The poem “Childhood” reflects the broader themes of T. S. Eliot’s work by exploring the human experience of loss, memory, and the search for meaning in life. Eliot’s work often reflects on the fragmented nature of modern society and the alienation of the individual, and “Childhood” similarly touches on these themes by exploring the speaker’s loss of innocence and sense of displacement as they grow up. Additionally, the poem’s focus on the fleeting nature of time and the idea of a forgotten childhood align with Eliot’s larger concerns about the nature of memory and the human experience of loss and change.
5.What is the poem’s impact on the reader, and why is it considered a powerful piece of literature?
The poem “Childhood” has a profound impact on the reader by exploring universal themes of loss, memory, and the search for meaning in life.
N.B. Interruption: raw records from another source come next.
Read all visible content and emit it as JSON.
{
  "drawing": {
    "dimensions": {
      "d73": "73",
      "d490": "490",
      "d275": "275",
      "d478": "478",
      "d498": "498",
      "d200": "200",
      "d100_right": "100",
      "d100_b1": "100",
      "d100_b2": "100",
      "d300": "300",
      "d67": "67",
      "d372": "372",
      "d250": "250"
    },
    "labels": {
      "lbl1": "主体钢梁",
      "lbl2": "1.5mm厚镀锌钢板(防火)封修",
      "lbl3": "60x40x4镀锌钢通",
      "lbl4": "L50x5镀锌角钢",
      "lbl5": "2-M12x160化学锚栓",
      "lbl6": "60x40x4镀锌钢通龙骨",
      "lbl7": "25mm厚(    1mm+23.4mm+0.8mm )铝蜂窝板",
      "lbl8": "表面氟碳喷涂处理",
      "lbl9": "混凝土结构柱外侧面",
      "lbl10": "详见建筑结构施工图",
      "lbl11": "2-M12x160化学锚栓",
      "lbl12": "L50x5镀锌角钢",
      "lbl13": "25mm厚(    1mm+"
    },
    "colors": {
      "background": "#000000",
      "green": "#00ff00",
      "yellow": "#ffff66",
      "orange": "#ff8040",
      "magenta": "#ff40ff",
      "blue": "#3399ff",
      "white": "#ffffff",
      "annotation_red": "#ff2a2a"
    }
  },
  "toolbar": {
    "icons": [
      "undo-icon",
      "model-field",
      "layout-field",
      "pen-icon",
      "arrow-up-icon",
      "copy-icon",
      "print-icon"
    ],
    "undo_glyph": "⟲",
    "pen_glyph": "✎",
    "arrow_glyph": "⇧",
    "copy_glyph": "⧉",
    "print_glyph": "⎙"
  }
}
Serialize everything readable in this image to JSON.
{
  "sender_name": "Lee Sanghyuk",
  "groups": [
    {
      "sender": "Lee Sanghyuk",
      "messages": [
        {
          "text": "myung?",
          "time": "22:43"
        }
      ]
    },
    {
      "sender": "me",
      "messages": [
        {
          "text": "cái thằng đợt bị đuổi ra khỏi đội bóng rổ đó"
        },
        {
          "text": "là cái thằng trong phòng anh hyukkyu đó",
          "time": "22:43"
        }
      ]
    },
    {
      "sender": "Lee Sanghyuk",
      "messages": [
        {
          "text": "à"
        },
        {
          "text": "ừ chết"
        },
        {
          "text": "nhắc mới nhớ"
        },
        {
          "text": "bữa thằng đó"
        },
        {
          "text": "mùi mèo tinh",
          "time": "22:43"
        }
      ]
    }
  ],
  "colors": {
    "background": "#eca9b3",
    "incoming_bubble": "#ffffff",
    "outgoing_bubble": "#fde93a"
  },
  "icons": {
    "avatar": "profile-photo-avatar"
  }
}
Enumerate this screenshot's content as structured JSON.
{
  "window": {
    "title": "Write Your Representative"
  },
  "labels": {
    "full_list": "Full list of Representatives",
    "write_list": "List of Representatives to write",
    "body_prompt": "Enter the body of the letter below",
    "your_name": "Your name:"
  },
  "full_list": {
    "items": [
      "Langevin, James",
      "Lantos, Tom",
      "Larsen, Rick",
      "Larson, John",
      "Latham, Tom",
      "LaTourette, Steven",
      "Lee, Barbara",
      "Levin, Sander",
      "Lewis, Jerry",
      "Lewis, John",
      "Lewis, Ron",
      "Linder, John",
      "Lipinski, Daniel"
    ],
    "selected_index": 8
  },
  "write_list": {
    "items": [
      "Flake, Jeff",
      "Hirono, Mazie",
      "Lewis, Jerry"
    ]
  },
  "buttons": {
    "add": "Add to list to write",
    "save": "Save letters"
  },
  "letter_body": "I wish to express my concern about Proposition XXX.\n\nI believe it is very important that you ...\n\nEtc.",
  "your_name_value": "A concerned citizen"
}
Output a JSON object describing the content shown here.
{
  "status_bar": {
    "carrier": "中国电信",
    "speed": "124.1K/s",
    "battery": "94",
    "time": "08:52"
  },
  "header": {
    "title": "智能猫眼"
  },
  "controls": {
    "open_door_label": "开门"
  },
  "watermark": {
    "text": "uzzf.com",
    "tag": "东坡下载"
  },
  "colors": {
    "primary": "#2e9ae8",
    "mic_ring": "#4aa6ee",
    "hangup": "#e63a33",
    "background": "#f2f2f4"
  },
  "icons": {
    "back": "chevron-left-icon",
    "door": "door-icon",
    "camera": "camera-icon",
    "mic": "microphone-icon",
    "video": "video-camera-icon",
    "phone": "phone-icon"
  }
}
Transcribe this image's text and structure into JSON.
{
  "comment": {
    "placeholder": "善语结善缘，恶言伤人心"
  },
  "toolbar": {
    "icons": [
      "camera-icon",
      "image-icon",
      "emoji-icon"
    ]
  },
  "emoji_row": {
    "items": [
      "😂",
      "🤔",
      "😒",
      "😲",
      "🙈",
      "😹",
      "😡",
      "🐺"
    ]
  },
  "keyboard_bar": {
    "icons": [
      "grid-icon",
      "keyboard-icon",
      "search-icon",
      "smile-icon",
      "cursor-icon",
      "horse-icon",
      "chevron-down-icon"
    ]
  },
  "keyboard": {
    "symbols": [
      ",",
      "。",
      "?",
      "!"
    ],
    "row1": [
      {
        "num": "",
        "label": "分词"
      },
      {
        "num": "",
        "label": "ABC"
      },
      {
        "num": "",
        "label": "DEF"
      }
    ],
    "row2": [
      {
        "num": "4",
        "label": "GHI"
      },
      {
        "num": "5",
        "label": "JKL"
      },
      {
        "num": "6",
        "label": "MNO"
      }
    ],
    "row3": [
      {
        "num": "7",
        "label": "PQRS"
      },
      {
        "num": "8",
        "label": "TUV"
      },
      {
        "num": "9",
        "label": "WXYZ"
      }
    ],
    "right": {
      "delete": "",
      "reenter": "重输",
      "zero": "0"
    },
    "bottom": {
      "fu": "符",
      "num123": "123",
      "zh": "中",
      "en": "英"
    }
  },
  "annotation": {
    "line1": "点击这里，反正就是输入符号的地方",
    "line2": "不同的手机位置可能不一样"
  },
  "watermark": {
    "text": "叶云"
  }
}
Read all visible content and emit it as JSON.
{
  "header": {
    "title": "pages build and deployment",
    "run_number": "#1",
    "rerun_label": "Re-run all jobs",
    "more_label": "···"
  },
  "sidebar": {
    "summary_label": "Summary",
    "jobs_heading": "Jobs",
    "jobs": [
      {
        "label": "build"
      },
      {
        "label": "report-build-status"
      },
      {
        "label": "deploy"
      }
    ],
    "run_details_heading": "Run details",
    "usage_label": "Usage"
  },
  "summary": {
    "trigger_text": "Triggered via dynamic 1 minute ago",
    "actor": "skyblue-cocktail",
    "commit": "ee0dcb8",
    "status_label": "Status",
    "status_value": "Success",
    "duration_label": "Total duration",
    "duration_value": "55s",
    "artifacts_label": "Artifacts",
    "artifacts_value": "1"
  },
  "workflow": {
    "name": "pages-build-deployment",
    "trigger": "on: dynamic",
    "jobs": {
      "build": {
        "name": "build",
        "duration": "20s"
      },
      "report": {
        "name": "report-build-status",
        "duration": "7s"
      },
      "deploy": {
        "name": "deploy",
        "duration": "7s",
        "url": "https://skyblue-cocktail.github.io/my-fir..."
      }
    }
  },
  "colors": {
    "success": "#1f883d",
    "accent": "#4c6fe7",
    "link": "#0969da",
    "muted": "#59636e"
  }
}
The speaker’s nostalgic and longing attitude towards childhood, along with the use of simple, straightforward language, creates a melancholic atmosphere that is both relatable and emotionally resonant for readers. Additionally, the poem’s exploration of the moments that may have marked the end of the speaker’s childhood, such as realizing the limitations of religion, the imperfections of adults, and the independence of the mind, helps to shed light on the complexities and difficulties of growing up and losing innocence, making it a powerful piece of literature that speaks to the human experience.